City may use eminent domain to claim historic hotel for development project

A push to replace a vacant building with furniture famously bolted to its walls on Sixth and Howard streets with housing and stores will be discussed today by The City’s redevelopment agency, which is considering legal efforts to forcibly purchase the property.

The 144-room, 99-year-old Hugo Hotel has been empty since it was gutted 20 years ago by fire, according to a city staff report for today’s meeting. In April, the redevelopment agency offered to buy the property for $3.25 million, but it was turned down by the Oregon-based owners, who sought $7 million, according to the report.

Redevelopment agency Executive Director Fred Blackwell said the hotel blights a key corner of the Sixth Street corridor and should be turned into affordablehousing units with stores at street level.

“The best approach in a case like this, is to have the owner take up their responsibility for properly maintaining their property,” Blackwell said.

But with negotiations between the agency and property owners stalled, Blackwell said he supported eminent domain proceedings. “This is not a tool that we’re using willy-nilly,” he said.

The hotel owner’s real estate appraiser told The Examiner he expects his client and The City to disagree over the value of the building, but not over the value of the land.

“It’s been seismically reinforced and it’s got a roof up there that’s not that old,” appraiser Patrick O’Malley said. “The building is watertight and … those walls are about a foot and a half thick.”

Redevelopment staff has not been inside the Hugo Hotel, according to agency project manager Mike Grisso.

The redevelopment agency has worked with nonprofit Urban Solutions to overhaul the downtown Sixth Street corridor since January 2003, when it had a “super-high concentration of liquor stores and adult uses,” Urban Solutions project manager Tracy Everwine said at a recent Yerba Buena Alliance neighborhood meeting.

“The only interested prospective tenants at that time were people who wanted to sell tobacco, liquor or cheap grocery items,” she said.

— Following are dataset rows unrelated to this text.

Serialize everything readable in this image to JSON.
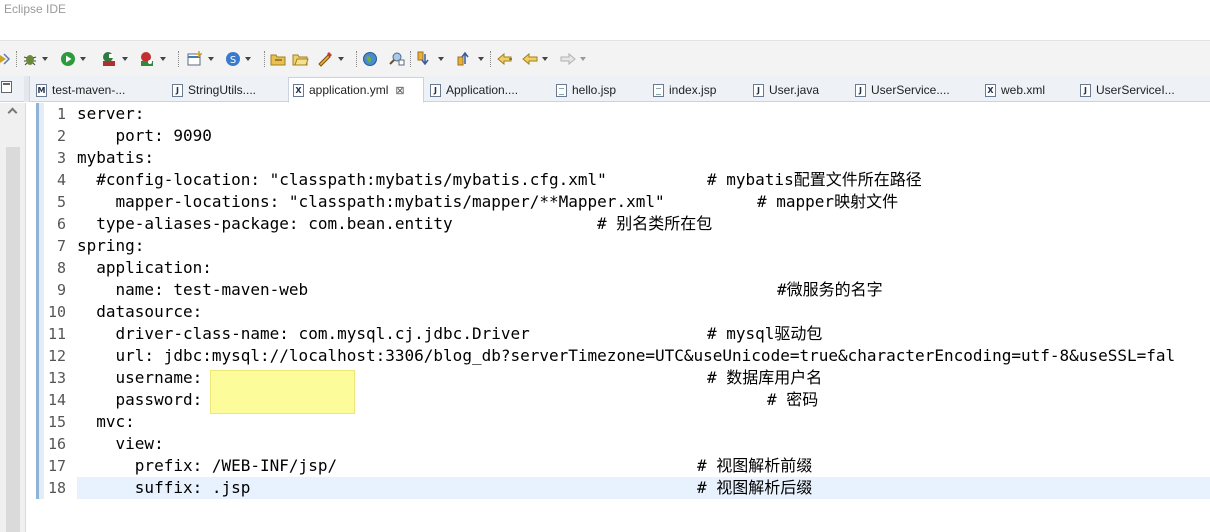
{
  "window": {
    "title": "Eclipse IDE"
  },
  "toolbar": {
    "items": [
      "skip-icon",
      "debug-icon",
      "run-icon",
      "run-config-icon",
      "coverage-icon",
      "new-icon",
      "new-java-icon",
      "open-icon",
      "open-folder-icon",
      "pencil-icon",
      "globe-icon",
      "search-icon",
      "next-annotation-icon",
      "prev-annotation-icon",
      "last-edit-icon",
      "back-icon",
      "forward-icon"
    ]
  },
  "tabs": [
    {
      "label": "test-maven-...",
      "icon": "M"
    },
    {
      "label": "StringUtils....",
      "icon": "J"
    },
    {
      "label": "application.yml",
      "icon": "X",
      "active": true,
      "close": "⊠"
    },
    {
      "label": "Application....",
      "icon": "J"
    },
    {
      "label": "hello.jsp",
      "icon": ""
    },
    {
      "label": "index.jsp",
      "icon": ""
    },
    {
      "label": "User.java",
      "icon": "J"
    },
    {
      "label": "UserService....",
      "icon": "J"
    },
    {
      "label": "web.xml",
      "icon": "X"
    },
    {
      "label": "UserServiceI...",
      "icon": "J"
    }
  ],
  "editor": {
    "current_line": 18,
    "lines": [
      {
        "num": "1",
        "text": "server:"
      },
      {
        "num": "2",
        "text": "    port: 9090"
      },
      {
        "num": "3",
        "text": "mybatis:"
      },
      {
        "num": "4",
        "text": "  #config-location: \"classpath:mybatis/mybatis.cfg.xml\"",
        "comment": "# mybatis配置文件所在路径"
      },
      {
        "num": "5",
        "text": "    mapper-locations: \"classpath:mybatis/mapper/**Mapper.xml\"",
        "comment": "# mapper映射文件"
      },
      {
        "num": "6",
        "text": "  type-aliases-package: com.bean.entity",
        "comment": "# 别名类所在包"
      },
      {
        "num": "7",
        "text": "spring:"
      },
      {
        "num": "8",
        "text": "  application:"
      },
      {
        "num": "9",
        "text": "    name: test-maven-web",
        "comment": "#微服务的名字"
      },
      {
        "num": "10",
        "text": "  datasource:"
      },
      {
        "num": "11",
        "text": "    driver-class-name: com.mysql.cj.jdbc.Driver",
        "comment": "# mysql驱动包"
      },
      {
        "num": "12",
        "text": "    url: jdbc:mysql://localhost:3306/blog_db?serverTimezone=UTC&useUnicode=true&characterEncoding=utf-8&useSSL=fal"
      },
      {
        "num": "13",
        "text": "    username:",
        "comment": "# 数据库用户名"
      },
      {
        "num": "14",
        "text": "    password:",
        "comment": "# 密码"
      },
      {
        "num": "15",
        "text": "  mvc:"
      },
      {
        "num": "16",
        "text": "    view:"
      },
      {
        "num": "17",
        "text": "      prefix: /WEB-INF/jsp/",
        "comment": "# 视图解析前缀"
      },
      {
        "num": "18",
        "text": "      suffix: .jsp",
        "comment": "# 视图解析后缀"
      }
    ]
  }
}
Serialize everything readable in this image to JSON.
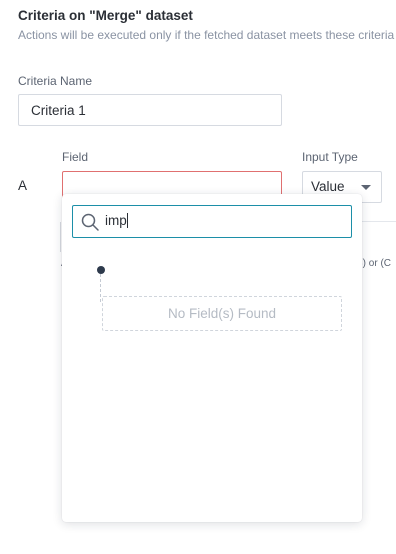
{
  "header": {
    "title": "Criteria on \"Merge\" dataset",
    "subtitle": "Actions will be executed only if the fetched dataset meets these criteria"
  },
  "criteria_name": {
    "label": "Criteria Name",
    "value": "Criteria 1"
  },
  "criteria_row": {
    "letter": "A",
    "field_label": "Field",
    "field_value": "",
    "input_type_label": "Input Type",
    "input_type_value": "Value"
  },
  "background_fragments": {
    "left": "A",
    "right": "B) or (C"
  },
  "dropdown": {
    "search_value": "imp",
    "empty_message": "No Field(s) Found"
  },
  "icons": {
    "search": "search-icon",
    "caret": "chevron-down-icon"
  },
  "colors": {
    "accent": "#1c8fa8",
    "error_border": "#e07070",
    "muted_text": "#8a93a3"
  }
}
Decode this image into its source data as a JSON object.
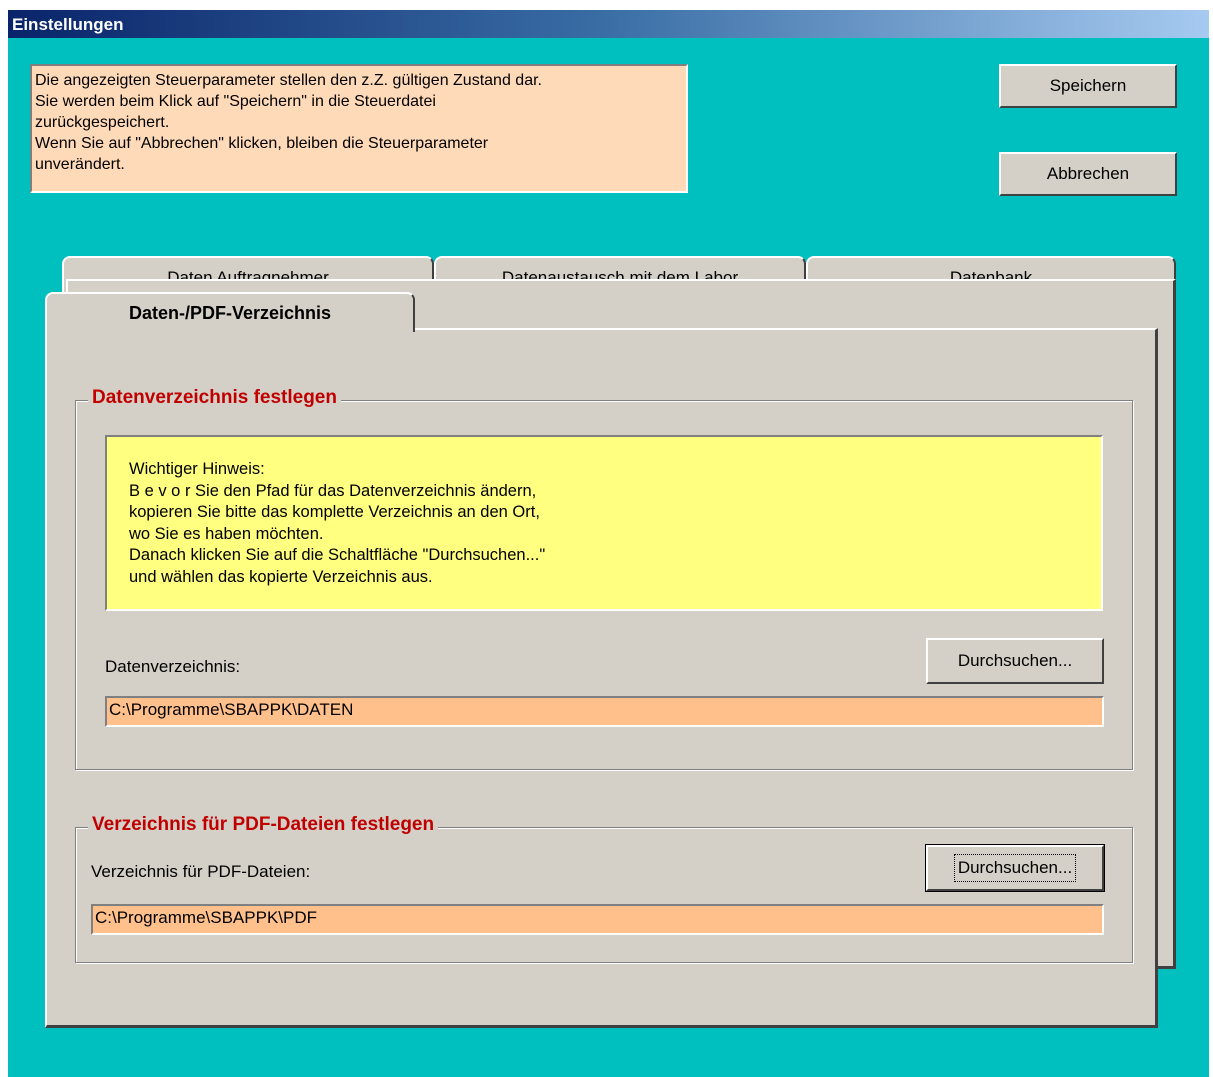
{
  "window": {
    "title": "Einstellungen"
  },
  "info": {
    "text": "Die angezeigten Steuerparameter stellen den z.Z. gültigen Zustand dar.\nSie werden beim Klick auf \"Speichern\" in die Steuerdatei\nzurückgespeichert.\nWenn Sie auf \"Abbrechen\" klicken, bleiben die Steuerparameter\nunverändert."
  },
  "buttons": {
    "save": "Speichern",
    "cancel": "Abbrechen"
  },
  "tabs": [
    {
      "label": "Daten Auftragnehmer"
    },
    {
      "label": "Datenaustausch mit dem Labor"
    },
    {
      "label": "Datenbank"
    },
    {
      "label": "Daten-/PDF-Verzeichnis",
      "active": true
    }
  ],
  "data_dir": {
    "legend": "Datenverzeichnis festlegen",
    "hint": "Wichtiger Hinweis:\nB e v o r  Sie den Pfad für das Datenverzeichnis ändern,\nkopieren Sie bitte das komplette Verzeichnis an den Ort,\nwo Sie es haben möchten.\nDanach klicken Sie auf die Schaltfläche \"Durchsuchen...\"\nund wählen das kopierte Verzeichnis aus.",
    "label": "Datenverzeichnis:",
    "browse": "Durchsuchen...",
    "path": "C:\\Programme\\SBAPPK\\DATEN"
  },
  "pdf_dir": {
    "legend": "Verzeichnis für PDF-Dateien festlegen",
    "label": "Verzeichnis für PDF-Dateien:",
    "browse": "Durchsuchen...",
    "path": "C:\\Programme\\SBAPPK\\PDF"
  },
  "colors": {
    "background": "#00bfbf",
    "info_box": "#ffdab9",
    "hint_box": "#ffff80",
    "path_field": "#ffc08c",
    "legend_text": "#c00000",
    "panel": "#d4d0c8"
  }
}
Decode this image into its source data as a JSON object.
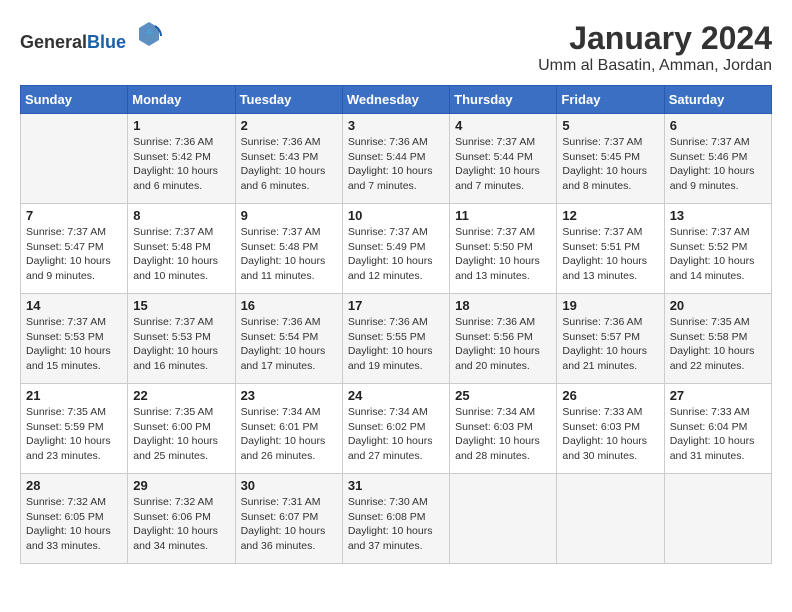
{
  "logo": {
    "general": "General",
    "blue": "Blue"
  },
  "title": "January 2024",
  "location": "Umm al Basatin, Amman, Jordan",
  "days_of_week": [
    "Sunday",
    "Monday",
    "Tuesday",
    "Wednesday",
    "Thursday",
    "Friday",
    "Saturday"
  ],
  "weeks": [
    [
      {
        "day": null
      },
      {
        "day": 1,
        "sunrise": "7:36 AM",
        "sunset": "5:42 PM",
        "daylight": "10 hours and 6 minutes."
      },
      {
        "day": 2,
        "sunrise": "7:36 AM",
        "sunset": "5:43 PM",
        "daylight": "10 hours and 6 minutes."
      },
      {
        "day": 3,
        "sunrise": "7:36 AM",
        "sunset": "5:44 PM",
        "daylight": "10 hours and 7 minutes."
      },
      {
        "day": 4,
        "sunrise": "7:37 AM",
        "sunset": "5:44 PM",
        "daylight": "10 hours and 7 minutes."
      },
      {
        "day": 5,
        "sunrise": "7:37 AM",
        "sunset": "5:45 PM",
        "daylight": "10 hours and 8 minutes."
      },
      {
        "day": 6,
        "sunrise": "7:37 AM",
        "sunset": "5:46 PM",
        "daylight": "10 hours and 9 minutes."
      }
    ],
    [
      {
        "day": 7,
        "sunrise": "7:37 AM",
        "sunset": "5:47 PM",
        "daylight": "10 hours and 9 minutes."
      },
      {
        "day": 8,
        "sunrise": "7:37 AM",
        "sunset": "5:48 PM",
        "daylight": "10 hours and 10 minutes."
      },
      {
        "day": 9,
        "sunrise": "7:37 AM",
        "sunset": "5:48 PM",
        "daylight": "10 hours and 11 minutes."
      },
      {
        "day": 10,
        "sunrise": "7:37 AM",
        "sunset": "5:49 PM",
        "daylight": "10 hours and 12 minutes."
      },
      {
        "day": 11,
        "sunrise": "7:37 AM",
        "sunset": "5:50 PM",
        "daylight": "10 hours and 13 minutes."
      },
      {
        "day": 12,
        "sunrise": "7:37 AM",
        "sunset": "5:51 PM",
        "daylight": "10 hours and 13 minutes."
      },
      {
        "day": 13,
        "sunrise": "7:37 AM",
        "sunset": "5:52 PM",
        "daylight": "10 hours and 14 minutes."
      }
    ],
    [
      {
        "day": 14,
        "sunrise": "7:37 AM",
        "sunset": "5:53 PM",
        "daylight": "10 hours and 15 minutes."
      },
      {
        "day": 15,
        "sunrise": "7:37 AM",
        "sunset": "5:53 PM",
        "daylight": "10 hours and 16 minutes."
      },
      {
        "day": 16,
        "sunrise": "7:36 AM",
        "sunset": "5:54 PM",
        "daylight": "10 hours and 17 minutes."
      },
      {
        "day": 17,
        "sunrise": "7:36 AM",
        "sunset": "5:55 PM",
        "daylight": "10 hours and 19 minutes."
      },
      {
        "day": 18,
        "sunrise": "7:36 AM",
        "sunset": "5:56 PM",
        "daylight": "10 hours and 20 minutes."
      },
      {
        "day": 19,
        "sunrise": "7:36 AM",
        "sunset": "5:57 PM",
        "daylight": "10 hours and 21 minutes."
      },
      {
        "day": 20,
        "sunrise": "7:35 AM",
        "sunset": "5:58 PM",
        "daylight": "10 hours and 22 minutes."
      }
    ],
    [
      {
        "day": 21,
        "sunrise": "7:35 AM",
        "sunset": "5:59 PM",
        "daylight": "10 hours and 23 minutes."
      },
      {
        "day": 22,
        "sunrise": "7:35 AM",
        "sunset": "6:00 PM",
        "daylight": "10 hours and 25 minutes."
      },
      {
        "day": 23,
        "sunrise": "7:34 AM",
        "sunset": "6:01 PM",
        "daylight": "10 hours and 26 minutes."
      },
      {
        "day": 24,
        "sunrise": "7:34 AM",
        "sunset": "6:02 PM",
        "daylight": "10 hours and 27 minutes."
      },
      {
        "day": 25,
        "sunrise": "7:34 AM",
        "sunset": "6:03 PM",
        "daylight": "10 hours and 28 minutes."
      },
      {
        "day": 26,
        "sunrise": "7:33 AM",
        "sunset": "6:03 PM",
        "daylight": "10 hours and 30 minutes."
      },
      {
        "day": 27,
        "sunrise": "7:33 AM",
        "sunset": "6:04 PM",
        "daylight": "10 hours and 31 minutes."
      }
    ],
    [
      {
        "day": 28,
        "sunrise": "7:32 AM",
        "sunset": "6:05 PM",
        "daylight": "10 hours and 33 minutes."
      },
      {
        "day": 29,
        "sunrise": "7:32 AM",
        "sunset": "6:06 PM",
        "daylight": "10 hours and 34 minutes."
      },
      {
        "day": 30,
        "sunrise": "7:31 AM",
        "sunset": "6:07 PM",
        "daylight": "10 hours and 36 minutes."
      },
      {
        "day": 31,
        "sunrise": "7:30 AM",
        "sunset": "6:08 PM",
        "daylight": "10 hours and 37 minutes."
      },
      {
        "day": null
      },
      {
        "day": null
      },
      {
        "day": null
      }
    ]
  ]
}
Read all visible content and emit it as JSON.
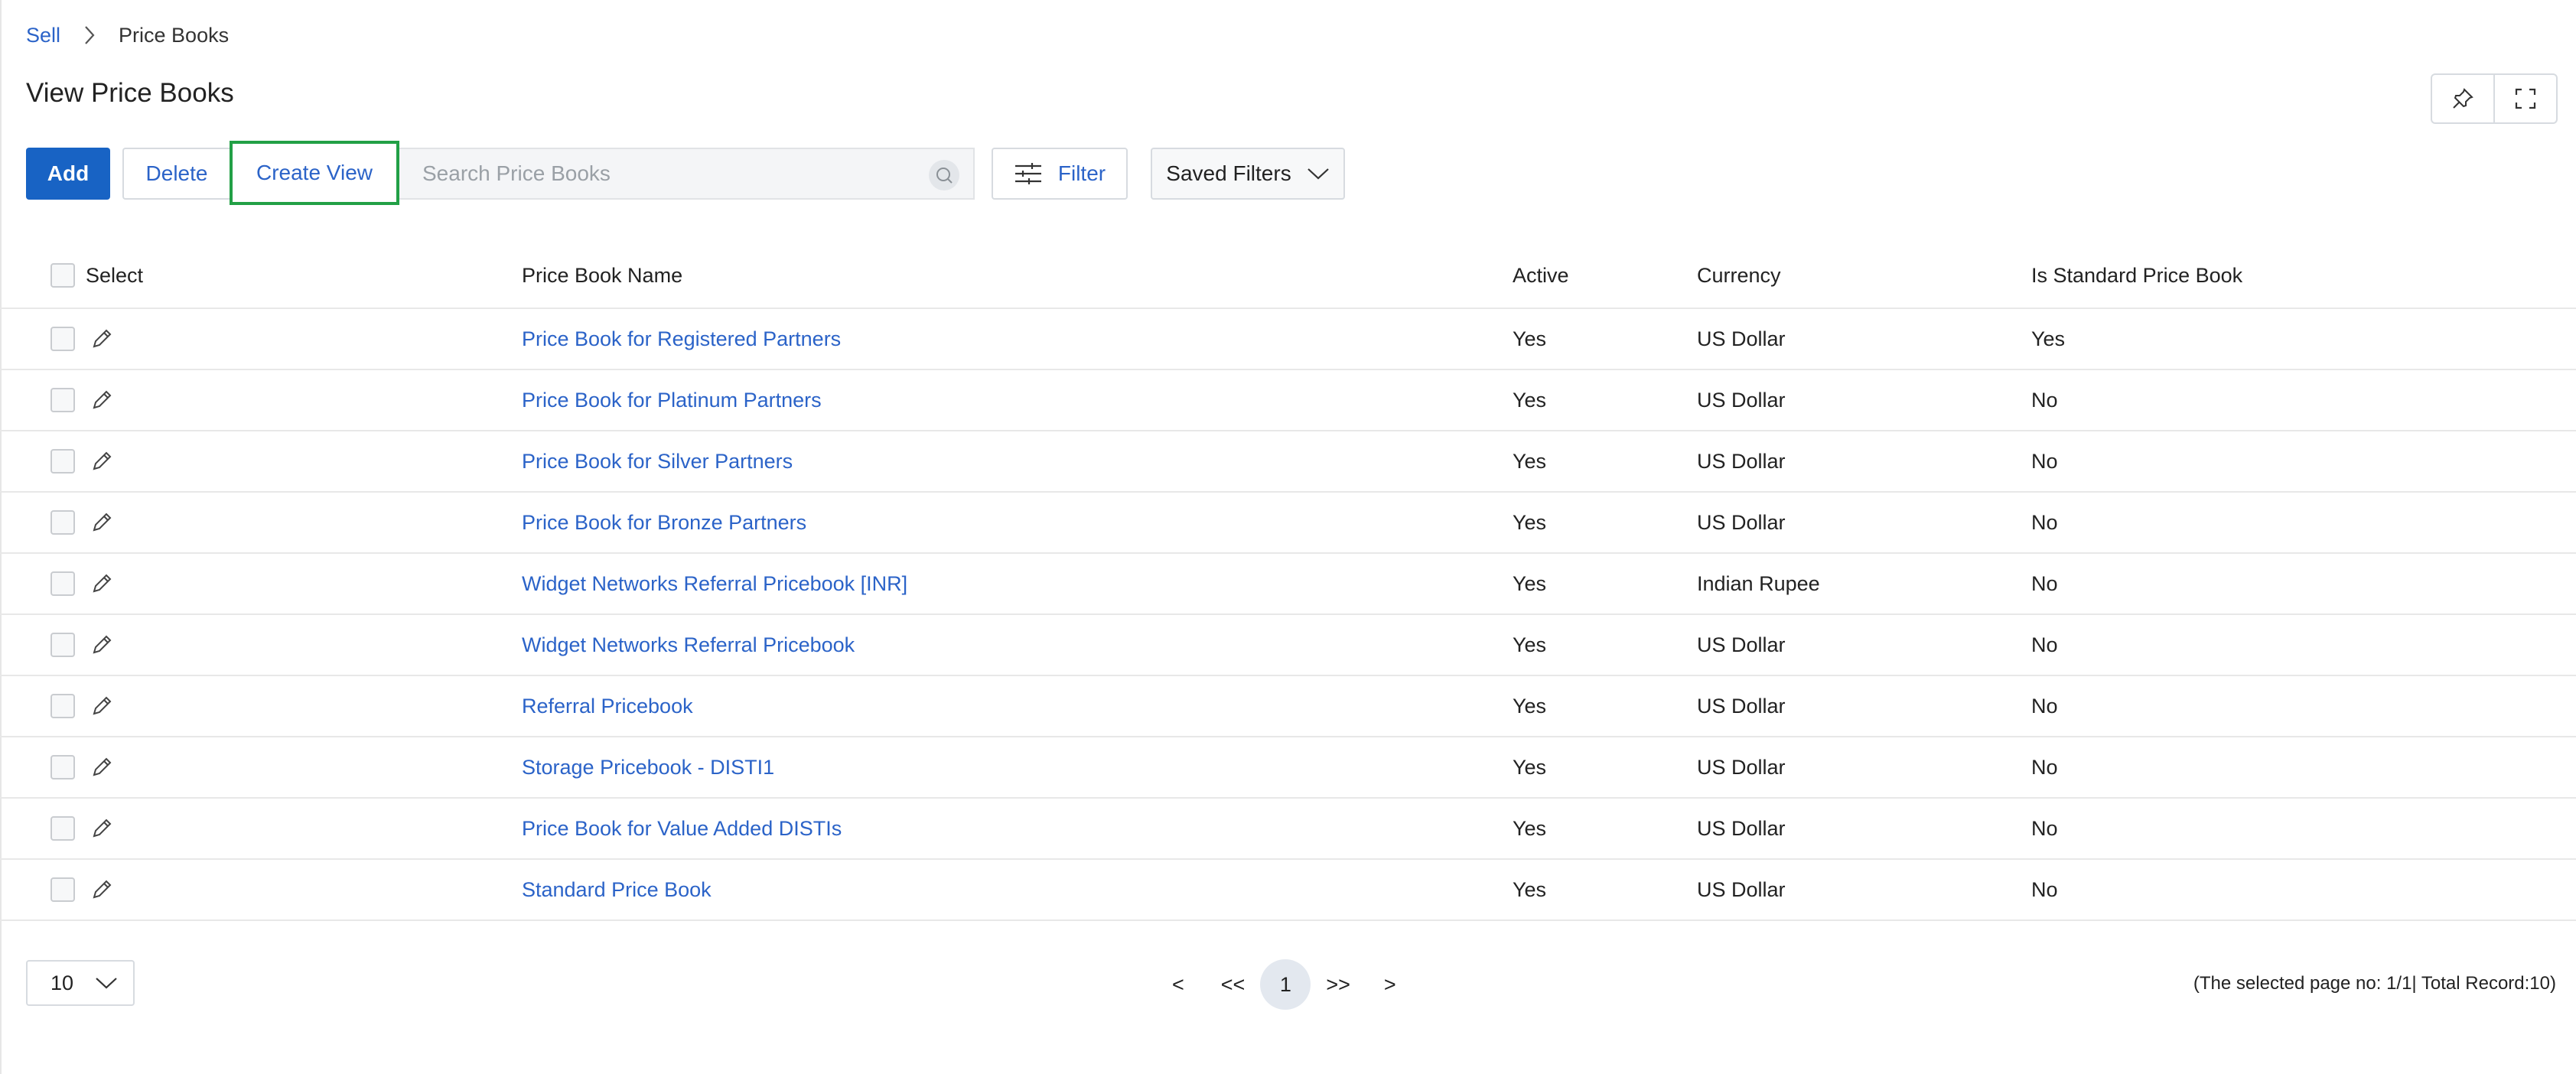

Since 2003, 28 new businesses — including restaurants and a laundromat — have been wooed to the corridor, according to Everwine.

jupton@examiner.com

Bay Area NewsLocal

If you find our journalism valuable and relevant, please consider joining our Examiner membership program.
Find out more at www.sfexaminer.com/join/

Just Posted

Mayor London Breed, pictured here at a May news conference, will be fined for unethical behavior by The City’s Ethics Commission. (Kevin N. Hume/S.F. Examiner)
Commission fines Mayor Breed over $22,000 for ethics violations

The San Francisco Ethics Commission will fine Mayor London Breed a reported… Continue reading

Salesforce Tower in San Francisco, which features a comprehensive water-recycling system, on July 30, 2021. Water recycling in office buildings is seen as a promising sustainability effort, as well as a smart hedge against rising costs and future shortages. (Jim Wilson/The New York Times)
Salesforce Tower is part of a nationwide water recycling trend: Here’s how it works

By Patrick Sisson New York Times When Salesforce Tower in San Francisco… Continue reading

Riders enjoyed a trip on a Powell Street cable car when service returned on Monday. <ins>(Kevin N. Hume/The Examiner)</ins>
<ins></ins>
San Francisco’s cable cars return after 16-month absence

San Francisco’s cable cars are back, and they’re free for passengers to… Continue reading

Most Read